What if, in every initial client meeting, your prospects would just come right out and tell you what’s important to them and what it would mean to them if you could help them? Indeed, it would make your job much easier, but then anyone could do it. The challenge is most people don’t think that way, and it’s your job as a financial advisor to help them uncover their most important issues.
But even that doesn’t go far enough because all you’ve done is uncover the “what.” People don’t act on the “what.” They act on the “why.” When fully revealed, the “why” becomes the key motivating factor. It contains the emotions that drive people to act. Your value as a financial advisor is to get people to take the actions you know will help them.
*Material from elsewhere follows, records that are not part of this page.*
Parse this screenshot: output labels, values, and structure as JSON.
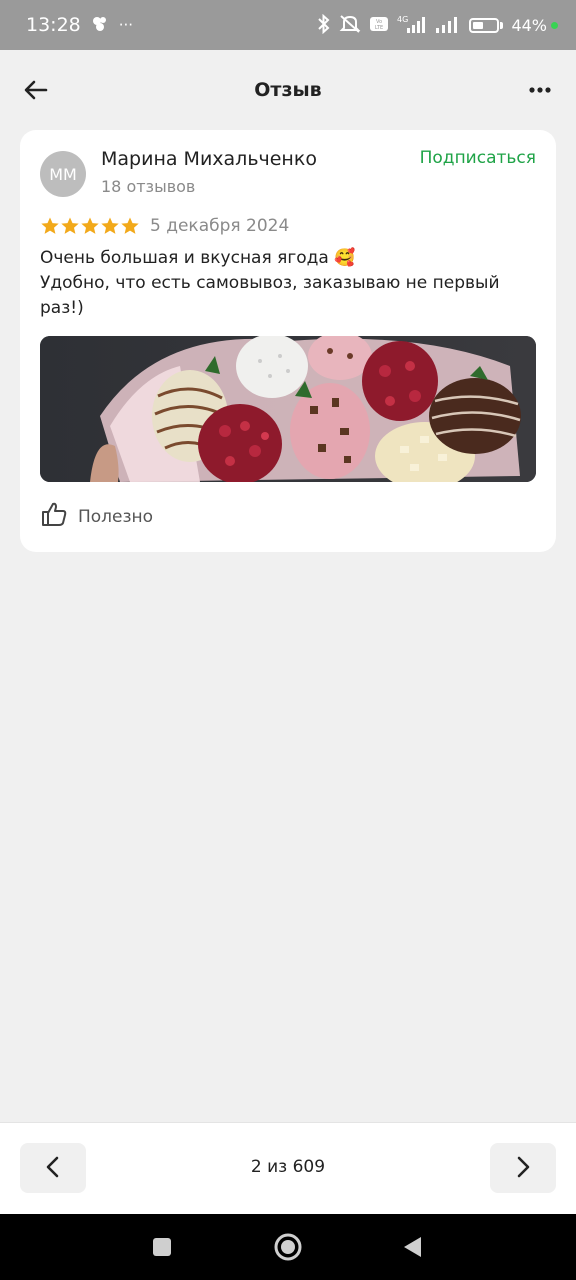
{
  "status_bar": {
    "time": "13:28",
    "more_indicator": "···",
    "battery_percent": "44%",
    "battery_level": 0.44,
    "icons": [
      "app-notification-icon",
      "bluetooth-icon",
      "mute-icon",
      "volte-icon",
      "signal-4g-icon",
      "signal-icon",
      "battery-icon"
    ]
  },
  "header": {
    "title": "Отзыв",
    "back_icon": "arrow-left-icon",
    "menu_icon": "more-horizontal-icon"
  },
  "review": {
    "author_initials": "ММ",
    "author_name": "Марина Михальченко",
    "reviews_count": "18 отзывов",
    "subscribe_label": "Подписаться",
    "rating": 5,
    "rating_max": 5,
    "date": "5 декабря 2024",
    "text_line1": "Очень большая и вкусная ягода 🥰",
    "text_line2": "Удобно, что есть самовывоз, заказываю не первый раз!)",
    "photo_description_icon": "review-photo-strawberries",
    "helpful_label": "Полезно",
    "helpful_icon": "thumbs-up-icon"
  },
  "pager": {
    "counter": "2 из 609",
    "current": 2,
    "total": 609,
    "prev_icon": "chevron-left-icon",
    "next_icon": "chevron-right-icon"
  },
  "navigation_bar": {
    "icons": [
      "recents-square-icon",
      "home-circle-icon",
      "back-triangle-icon"
    ]
  },
  "colors": {
    "accent_green": "#1fa347",
    "star_gold": "#f2a91a",
    "background": "#f0f0f0",
    "status_bar": "#9a9a9a"
  }
}
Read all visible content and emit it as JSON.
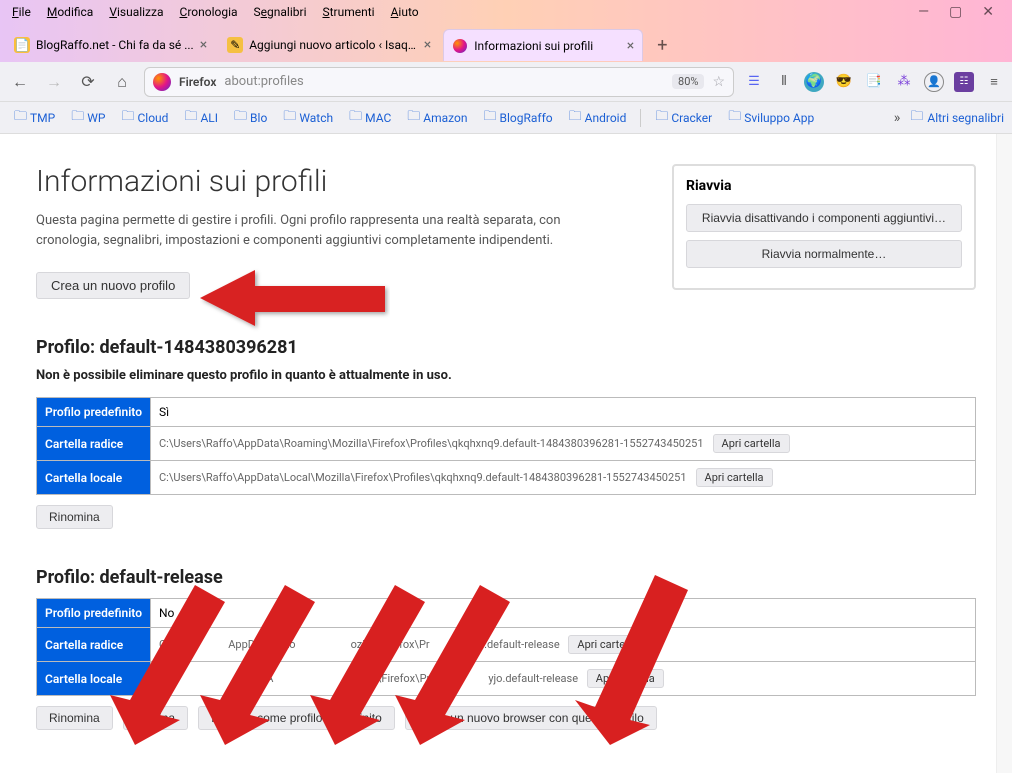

If you can’t trigger the emotions behind what’s important to them, they are not likely to take action.
Advisors are from Mars, and prospects are from Venus.
Financial advisors are objective thinkers by trade. They deal in numbers and practical solutions. They are experts at analyzing data and presenting plans. While all that is integral to the process, all it does is give your prospective clients something to think about.
Your prospects and clients are innately subjective thinkers. They can appreciate the numbers and can see that the plan can solve their problem. But internally, they go through an emotional tug-of-war, trying to decide whether to act on the plan. Often, they don’t know how they feel about the plan or what it really means to them. Rationally, they understand the plan’s benefits but, emotionally, they are not motivated to act. That’s why they need time to think about it.
Getting to the real “Why”
If you’re following this blog, you probably know already how to connect with prospects using conversations designed to get them to open up about their issues and concerns. They will tell you what’s important to them. You need to find out why. That can be as easy as asking, “Why is that important to you?” But you may get more “rational” responses, such as “Because I want my kids to have a quality college education.” That’s not an emotional response.
After asking “why,” you can follow up with “What would it mean to you if you could make that happen?” Or, “How would it make you feel if you could achieve that for your kids?” Now you are getting to the motivating factor, or, as they say in sales parlance, the “hot button,” such as, “It would give me peace-of-mind knowing my kids will have the best opportunities in life.” Bingo!
The motivating factor is not the college education, though that is important. It’s what the college education will give your prospect—peace of mind. So, that’s what your solution or plan must deliver.
Feature, Benefit, Results
Once you have isolated the prospect’s motivating factor, it is essential to incorporate it when presenting your plan or solution. Financial advisors are particularly good at explaining the features of their plan—what it does or how it works. Many are adept at describing the benefits—how it solves a problem or achieves a goal. But few take the vital next step, which is to communicate what it means to the prospect, which will trigger their emotions and motivating factors.
Here’s how it might sound with the college education example:
Mr. and Mrs. Client,
[Feature] This college funding plan was developed around your monthly contribution commitment of $600 and is based on your desire for low-risk investments.
[Benefit] This plan is projected to achieve your objective of three-quarters funding for both your children at an in-state, public college.
[Results] What that means to you is having peace of mind knowing your kids will have the same opportunities as you did to achieve their life ambitions.
How does that sound to you?
When structured this way, your prospects will understand and appreciate the features and benefits, but they will be focused on the results.
Also, the fact you incorporated their emotional thinking into your plan demonstrates that you were listening, which will likely put any trust issues to bed.